Goal: Classify forces and hone the concept of contact force.
A person throws a ball straight up in the air. The ball rises to a
maximum height and falls back down so that the person catches it. What
forces are being exerted on the ball when it is half way to the maximum
height? Ignore air resistance.
- The gravitational force only.
- The force of the person’s hand only.
- Both the gravitational force and the force of the person’s hand.
- The gravitational force, the force of the person’s hand, and a third
- None of the above
- Cannot be determined
(1); nothing is in contact with the ball (we ignore forces due to the
air), and so the earth’s gravitational force is the only

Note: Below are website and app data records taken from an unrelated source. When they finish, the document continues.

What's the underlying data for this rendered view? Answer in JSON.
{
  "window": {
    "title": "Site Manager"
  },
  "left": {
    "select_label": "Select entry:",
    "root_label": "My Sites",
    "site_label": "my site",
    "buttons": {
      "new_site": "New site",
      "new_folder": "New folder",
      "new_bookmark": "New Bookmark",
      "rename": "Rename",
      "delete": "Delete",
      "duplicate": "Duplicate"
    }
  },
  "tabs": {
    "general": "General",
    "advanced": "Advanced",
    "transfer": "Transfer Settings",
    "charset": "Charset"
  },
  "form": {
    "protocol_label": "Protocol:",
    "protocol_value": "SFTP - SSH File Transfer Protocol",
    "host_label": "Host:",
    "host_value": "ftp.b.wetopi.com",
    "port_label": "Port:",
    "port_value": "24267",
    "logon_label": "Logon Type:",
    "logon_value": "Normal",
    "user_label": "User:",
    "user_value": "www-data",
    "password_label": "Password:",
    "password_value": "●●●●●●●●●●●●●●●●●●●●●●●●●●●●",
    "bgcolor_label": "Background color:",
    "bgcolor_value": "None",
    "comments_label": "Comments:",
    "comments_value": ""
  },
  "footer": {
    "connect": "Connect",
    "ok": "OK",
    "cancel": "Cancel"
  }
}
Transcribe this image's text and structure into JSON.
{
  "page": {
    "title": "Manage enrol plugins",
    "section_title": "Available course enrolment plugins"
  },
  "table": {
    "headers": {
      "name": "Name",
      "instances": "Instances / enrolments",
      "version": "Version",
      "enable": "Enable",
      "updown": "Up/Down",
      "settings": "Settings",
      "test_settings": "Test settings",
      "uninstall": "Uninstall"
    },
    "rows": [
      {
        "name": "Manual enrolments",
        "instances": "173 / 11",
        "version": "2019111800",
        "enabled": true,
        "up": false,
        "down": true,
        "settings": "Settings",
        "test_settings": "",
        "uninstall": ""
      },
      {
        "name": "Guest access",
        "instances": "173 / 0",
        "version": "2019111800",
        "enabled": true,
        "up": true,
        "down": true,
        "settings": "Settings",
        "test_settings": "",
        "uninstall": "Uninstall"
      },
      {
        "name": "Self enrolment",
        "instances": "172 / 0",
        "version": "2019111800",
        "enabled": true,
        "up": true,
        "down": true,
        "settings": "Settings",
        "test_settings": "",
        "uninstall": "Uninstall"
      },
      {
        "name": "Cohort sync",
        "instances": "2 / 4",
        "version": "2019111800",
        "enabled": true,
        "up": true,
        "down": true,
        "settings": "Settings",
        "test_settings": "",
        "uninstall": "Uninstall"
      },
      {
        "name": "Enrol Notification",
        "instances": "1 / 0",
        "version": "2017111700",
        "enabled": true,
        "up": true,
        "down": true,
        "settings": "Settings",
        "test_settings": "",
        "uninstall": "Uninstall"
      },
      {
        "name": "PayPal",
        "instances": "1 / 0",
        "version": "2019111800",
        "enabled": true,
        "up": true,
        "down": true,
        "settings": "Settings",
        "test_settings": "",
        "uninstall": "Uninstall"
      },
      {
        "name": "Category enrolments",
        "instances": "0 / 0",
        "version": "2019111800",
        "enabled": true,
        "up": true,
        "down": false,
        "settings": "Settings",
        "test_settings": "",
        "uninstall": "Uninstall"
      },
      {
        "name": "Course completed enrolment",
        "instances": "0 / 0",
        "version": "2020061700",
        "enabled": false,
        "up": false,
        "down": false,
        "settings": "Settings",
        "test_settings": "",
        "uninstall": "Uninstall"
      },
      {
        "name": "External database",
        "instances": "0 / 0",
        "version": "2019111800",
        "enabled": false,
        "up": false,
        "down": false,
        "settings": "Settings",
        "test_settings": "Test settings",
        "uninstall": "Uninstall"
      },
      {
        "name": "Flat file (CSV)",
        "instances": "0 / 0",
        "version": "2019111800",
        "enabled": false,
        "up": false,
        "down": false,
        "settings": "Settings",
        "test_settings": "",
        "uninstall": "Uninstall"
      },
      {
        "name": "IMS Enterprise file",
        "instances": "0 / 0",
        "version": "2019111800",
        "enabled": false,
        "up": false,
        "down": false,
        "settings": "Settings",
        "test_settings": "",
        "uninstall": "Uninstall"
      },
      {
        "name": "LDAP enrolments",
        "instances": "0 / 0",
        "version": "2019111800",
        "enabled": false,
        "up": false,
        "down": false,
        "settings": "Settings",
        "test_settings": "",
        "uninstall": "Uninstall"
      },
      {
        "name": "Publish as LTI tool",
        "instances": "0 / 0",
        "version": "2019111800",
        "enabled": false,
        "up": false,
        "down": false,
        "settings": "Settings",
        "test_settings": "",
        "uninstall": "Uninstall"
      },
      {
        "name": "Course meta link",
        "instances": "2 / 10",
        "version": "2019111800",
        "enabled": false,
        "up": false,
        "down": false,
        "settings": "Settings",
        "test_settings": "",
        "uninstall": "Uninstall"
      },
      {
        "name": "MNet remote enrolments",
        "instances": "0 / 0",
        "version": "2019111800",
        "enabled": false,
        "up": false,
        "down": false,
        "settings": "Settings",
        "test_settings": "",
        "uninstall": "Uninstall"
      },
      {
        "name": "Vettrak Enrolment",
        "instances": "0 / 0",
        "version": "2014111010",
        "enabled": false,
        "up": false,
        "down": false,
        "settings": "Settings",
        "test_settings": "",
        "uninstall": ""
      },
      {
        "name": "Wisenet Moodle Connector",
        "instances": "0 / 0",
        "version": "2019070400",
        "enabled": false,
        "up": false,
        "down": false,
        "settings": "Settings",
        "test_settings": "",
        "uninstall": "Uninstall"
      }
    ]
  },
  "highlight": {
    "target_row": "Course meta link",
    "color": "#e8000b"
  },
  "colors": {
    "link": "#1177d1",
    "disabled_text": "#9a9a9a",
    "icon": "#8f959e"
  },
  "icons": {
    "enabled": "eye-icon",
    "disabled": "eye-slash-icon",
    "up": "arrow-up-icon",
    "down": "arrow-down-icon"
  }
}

“action-at-a-distance” force present.
It is common for students to think that motion requires a force; in some
cases this misconception is more specific, namely, that motion requires
a force in the direction of motion. For this assessment item, the
misconception manifests itself in the belief that there is a “force of
the hand” that propels the ball up during flight.
Questions to Reveal Student Reasoning
Ask students to state what forces are acting on the ball and what object
exerts each force.
How do you know when a force is being exerted by one object on another?
Do the sizes of the forces change? Do the directions of the forces
change? Describe how and why.
Do you have any control over the force of the hand on the ball while the
ball is in the air? Can you make it larger or smaller or change its
direction once you release the ball?
Have students brainstorm situations in which two objects interact
without touching each other. Use as the criteria for an interaction
that an object move or change shape. Have students divide their
situations into two groups: those for which the objects interact
directly, and those for which the objects interact through some other
object (e.g., two blocks “interact” through a spring placed between
Eventually raise the point that in physics the term force refers to
direct interactions only and that most objects interact only when placed
in contact. Demonstrate electric and magnetic forces as examples of